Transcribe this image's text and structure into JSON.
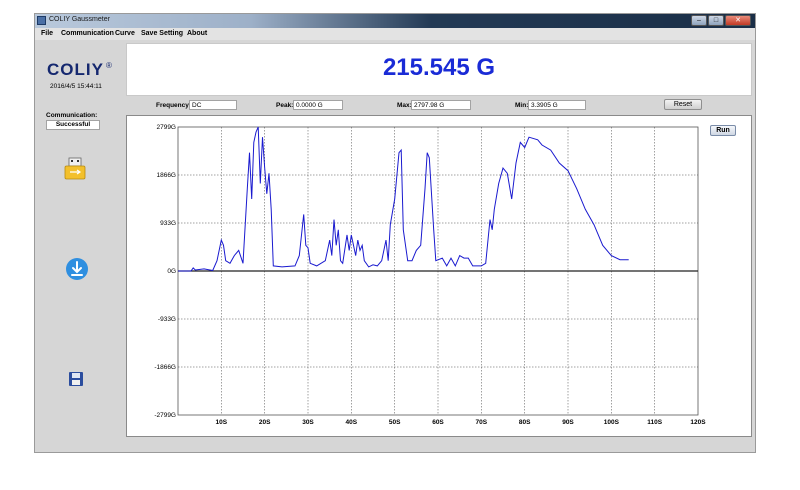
{
  "window": {
    "title": "COLIY Gaussmeter",
    "controls": {
      "minimize": "–",
      "maximize": "□",
      "close": "✕"
    }
  },
  "menu": [
    "File",
    "Communication",
    "Curve",
    "Save Setting",
    "About"
  ],
  "logo": {
    "text": "COLIY",
    "mark": "®"
  },
  "datetime": "2016/4/5 15:44:11",
  "reading": "215.545 G",
  "stats": {
    "frequency_label": "Frequency:",
    "frequency_value": "DC",
    "peak_label": "Peak:",
    "peak_value": "0.0000 G",
    "max_label": "Max:",
    "max_value": "2797.98 G",
    "min_label": "Min:",
    "min_value": "3.3905 G"
  },
  "reset_label": "Reset",
  "run_label": "Run",
  "communication": {
    "label": "Communication:",
    "status": "Successful"
  },
  "icons": {
    "usb": "usb-drive-icon",
    "download": "download-icon",
    "save": "floppy-save-icon"
  },
  "colors": {
    "reading": "#1a2bd6",
    "series": "#1a1acf",
    "logo": "#15286f"
  },
  "chart_data": {
    "type": "line",
    "xlim": [
      0,
      120
    ],
    "ylim": [
      -2799,
      2799
    ],
    "grid": true,
    "x_ticks": [
      "10S",
      "20S",
      "30S",
      "40S",
      "50S",
      "60S",
      "70S",
      "80S",
      "90S",
      "100S",
      "110S",
      "120S"
    ],
    "y_ticks": [
      {
        "value": 2799,
        "label": "2799G"
      },
      {
        "value": 1866,
        "label": "1866G"
      },
      {
        "value": 933,
        "label": "933G"
      },
      {
        "value": 0,
        "label": "0G"
      },
      {
        "value": -933,
        "label": "-933G"
      },
      {
        "value": -1866,
        "label": "-1866G"
      },
      {
        "value": -2799,
        "label": "-2799G"
      }
    ],
    "series": [
      {
        "color": "#1a1acf",
        "points": [
          [
            0,
            0
          ],
          [
            3,
            0
          ],
          [
            3.5,
            60
          ],
          [
            4,
            20
          ],
          [
            6,
            40
          ],
          [
            8,
            10
          ],
          [
            9,
            200
          ],
          [
            10,
            600
          ],
          [
            10.5,
            500
          ],
          [
            11,
            200
          ],
          [
            12,
            150
          ],
          [
            13,
            300
          ],
          [
            14,
            400
          ],
          [
            15,
            150
          ],
          [
            16,
            1600
          ],
          [
            16.5,
            2300
          ],
          [
            17,
            1400
          ],
          [
            17.5,
            2500
          ],
          [
            18,
            2700
          ],
          [
            18.5,
            2799
          ],
          [
            19,
            1700
          ],
          [
            19.5,
            2600
          ],
          [
            20,
            2000
          ],
          [
            20.5,
            1500
          ],
          [
            21,
            1900
          ],
          [
            21.5,
            1200
          ],
          [
            22,
            100
          ],
          [
            24,
            80
          ],
          [
            27,
            100
          ],
          [
            28,
            300
          ],
          [
            29,
            1100
          ],
          [
            29.5,
            500
          ],
          [
            30,
            450
          ],
          [
            30.5,
            150
          ],
          [
            32,
            100
          ],
          [
            34,
            200
          ],
          [
            35,
            600
          ],
          [
            35.5,
            300
          ],
          [
            36,
            1000
          ],
          [
            36.5,
            500
          ],
          [
            37,
            800
          ],
          [
            37.5,
            200
          ],
          [
            38,
            150
          ],
          [
            39,
            700
          ],
          [
            39.5,
            400
          ],
          [
            40,
            700
          ],
          [
            41,
            300
          ],
          [
            41.5,
            600
          ],
          [
            42,
            400
          ],
          [
            42.5,
            500
          ],
          [
            43,
            200
          ],
          [
            44,
            80
          ],
          [
            45,
            120
          ],
          [
            46,
            100
          ],
          [
            47,
            200
          ],
          [
            48,
            600
          ],
          [
            48.5,
            200
          ],
          [
            49,
            900
          ],
          [
            50,
            1400
          ],
          [
            51,
            2300
          ],
          [
            51.5,
            2350
          ],
          [
            52,
            800
          ],
          [
            53,
            200
          ],
          [
            54,
            200
          ],
          [
            55,
            400
          ],
          [
            56,
            500
          ],
          [
            57,
            1600
          ],
          [
            57.5,
            2300
          ],
          [
            58,
            2200
          ],
          [
            59,
            800
          ],
          [
            59.5,
            200
          ],
          [
            61,
            250
          ],
          [
            62,
            100
          ],
          [
            63,
            250
          ],
          [
            64,
            100
          ],
          [
            65,
            300
          ],
          [
            66,
            250
          ],
          [
            67,
            250
          ],
          [
            68,
            100
          ],
          [
            70,
            100
          ],
          [
            71,
            150
          ],
          [
            72,
            1000
          ],
          [
            72.5,
            800
          ],
          [
            73,
            1200
          ],
          [
            74,
            1700
          ],
          [
            75,
            2000
          ],
          [
            76,
            1900
          ],
          [
            77,
            1400
          ],
          [
            78,
            2100
          ],
          [
            79,
            2500
          ],
          [
            80,
            2400
          ],
          [
            81,
            2600
          ],
          [
            83,
            2550
          ],
          [
            84,
            2450
          ],
          [
            86,
            2350
          ],
          [
            88,
            2100
          ],
          [
            90,
            1950
          ],
          [
            92,
            1600
          ],
          [
            94,
            1200
          ],
          [
            96,
            900
          ],
          [
            98,
            500
          ],
          [
            100,
            300
          ],
          [
            102,
            220
          ],
          [
            104,
            220
          ]
        ]
      }
    ]
  }
}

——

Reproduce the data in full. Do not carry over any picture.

Written reply:
Transcribe this image's text and structure into JSON.
{
  "window": {
    "title": "COLIY Gaussmeter",
    "controls": {
      "minimize": "–",
      "maximize": "□",
      "close": "✕"
    }
  },
  "menu": [
    "File",
    "Communication",
    "Curve",
    "Save Setting",
    "About"
  ],
  "logo": {
    "text": "COLIY",
    "mark": "®"
  },
  "datetime": "2016/4/5 15:44:11",
  "reading": "215.545 G",
  "stats": {
    "frequency_label": "Frequency:",
    "frequency_value": "DC",
    "peak_label": "Peak:",
    "peak_value": "0.0000 G",
    "max_label": "Max:",
    "max_value": "2797.98 G",
    "min_label": "Min:",
    "min_value": "3.3905 G"
  },
  "reset_label": "Reset",
  "run_label": "Run",
  "communication": {
    "label": "Communication:",
    "status": "Successful"
  },
  "icons": {
    "usb": "usb-drive-icon",
    "download": "download-icon",
    "save": "floppy-save-icon"
  },
  "colors": {
    "reading": "#1a2bd6",
    "series": "#1a1acf",
    "logo": "#15286f"
  },
  "chart_data": {
    "type": "line",
    "xlim": [
      0,
      120
    ],
    "ylim": [
      -2799,
      2799
    ],
    "grid": true,
    "x_ticks": [
      "10S",
      "20S",
      "30S",
      "40S",
      "50S",
      "60S",
      "70S",
      "80S",
      "90S",
      "100S",
      "110S",
      "120S"
    ],
    "y_ticks": [
      {
        "value": 2799,
        "label": "2799G"
      },
      {
        "value": 1866,
        "label": "1866G"
      },
      {
        "value": 933,
        "label": "933G"
      },
      {
        "value": 0,
        "label": "0G"
      },
      {
        "value": -933,
        "label": "-933G"
      },
      {
        "value": -1866,
        "label": "-1866G"
      },
      {
        "value": -2799,
        "label": "-2799G"
      }
    ],
    "series": [
      {
        "color": "#1a1acf",
        "points": [
          [
            0,
            0
          ],
          [
            3,
            0
          ],
          [
            3.5,
            60
          ],
          [
            4,
            20
          ],
          [
            6,
            40
          ],
          [
            8,
            10
          ],
          [
            9,
            200
          ],
          [
            10,
            600
          ],
          [
            10.5,
            500
          ],
          [
            11,
            200
          ],
          [
            12,
            150
          ],
          [
            13,
            300
          ],
          [
            14,
            400
          ],
          [
            15,
            150
          ],
          [
            16,
            1600
          ],
          [
            16.5,
            2300
          ],
          [
            17,
            1400
          ],
          [
            17.5,
            2500
          ],
          [
            18,
            2700
          ],
          [
            18.5,
            2799
          ],
          [
            19,
            1700
          ],
          [
            19.5,
            2600
          ],
          [
            20,
            2000
          ],
          [
            20.5,
            1500
          ],
          [
            21,
            1900
          ],
          [
            21.5,
            1200
          ],
          [
            22,
            100
          ],
          [
            24,
            80
          ],
          [
            27,
            100
          ],
          [
            28,
            300
          ],
          [
            29,
            1100
          ],
          [
            29.5,
            500
          ],
          [
            30,
            450
          ],
          [
            30.5,
            150
          ],
          [
            32,
            100
          ],
          [
            34,
            200
          ],
          [
            35,
            600
          ],
          [
            35.5,
            300
          ],
          [
            36,
            1000
          ],
          [
            36.5,
            500
          ],
          [
            37,
            800
          ],
          [
            37.5,
            200
          ],
          [
            38,
            150
          ],
          [
            39,
            700
          ],
          [
            39.5,
            400
          ],
          [
            40,
            700
          ],
          [
            41,
            300
          ],
          [
            41.5,
            600
          ],
          [
            42,
            400
          ],
          [
            42.5,
            500
          ],
          [
            43,
            200
          ],
          [
            44,
            80
          ],
          [
            45,
            120
          ],
          [
            46,
            100
          ],
          [
            47,
            200
          ],
          [
            48,
            600
          ],
          [
            48.5,
            200
          ],
          [
            49,
            900
          ],
          [
            50,
            1400
          ],
          [
            51,
            2300
          ],
          [
            51.5,
            2350
          ],
          [
            52,
            800
          ],
          [
            53,
            200
          ],
          [
            54,
            200
          ],
          [
            55,
            400
          ],
          [
            56,
            500
          ],
          [
            57,
            1600
          ],
          [
            57.5,
            2300
          ],
          [
            58,
            2200
          ],
          [
            59,
            800
          ],
          [
            59.5,
            200
          ],
          [
            61,
            250
          ],
          [
            62,
            100
          ],
          [
            63,
            250
          ],
          [
            64,
            100
          ],
          [
            65,
            300
          ],
          [
            66,
            250
          ],
          [
            67,
            250
          ],
          [
            68,
            100
          ],
          [
            70,
            100
          ],
          [
            71,
            150
          ],
          [
            72,
            1000
          ],
          [
            72.5,
            800
          ],
          [
            73,
            1200
          ],
          [
            74,
            1700
          ],
          [
            75,
            2000
          ],
          [
            76,
            1900
          ],
          [
            77,
            1400
          ],
          [
            78,
            2100
          ],
          [
            79,
            2500
          ],
          [
            80,
            2400
          ],
          [
            81,
            2600
          ],
          [
            83,
            2550
          ],
          [
            84,
            2450
          ],
          [
            86,
            2350
          ],
          [
            88,
            2100
          ],
          [
            90,
            1950
          ],
          [
            92,
            1600
          ],
          [
            94,
            1200
          ],
          [
            96,
            900
          ],
          [
            98,
            500
          ],
          [
            100,
            300
          ],
          [
            102,
            220
          ],
          [
            104,
            220
          ]
        ]
      }
    ]
  }
}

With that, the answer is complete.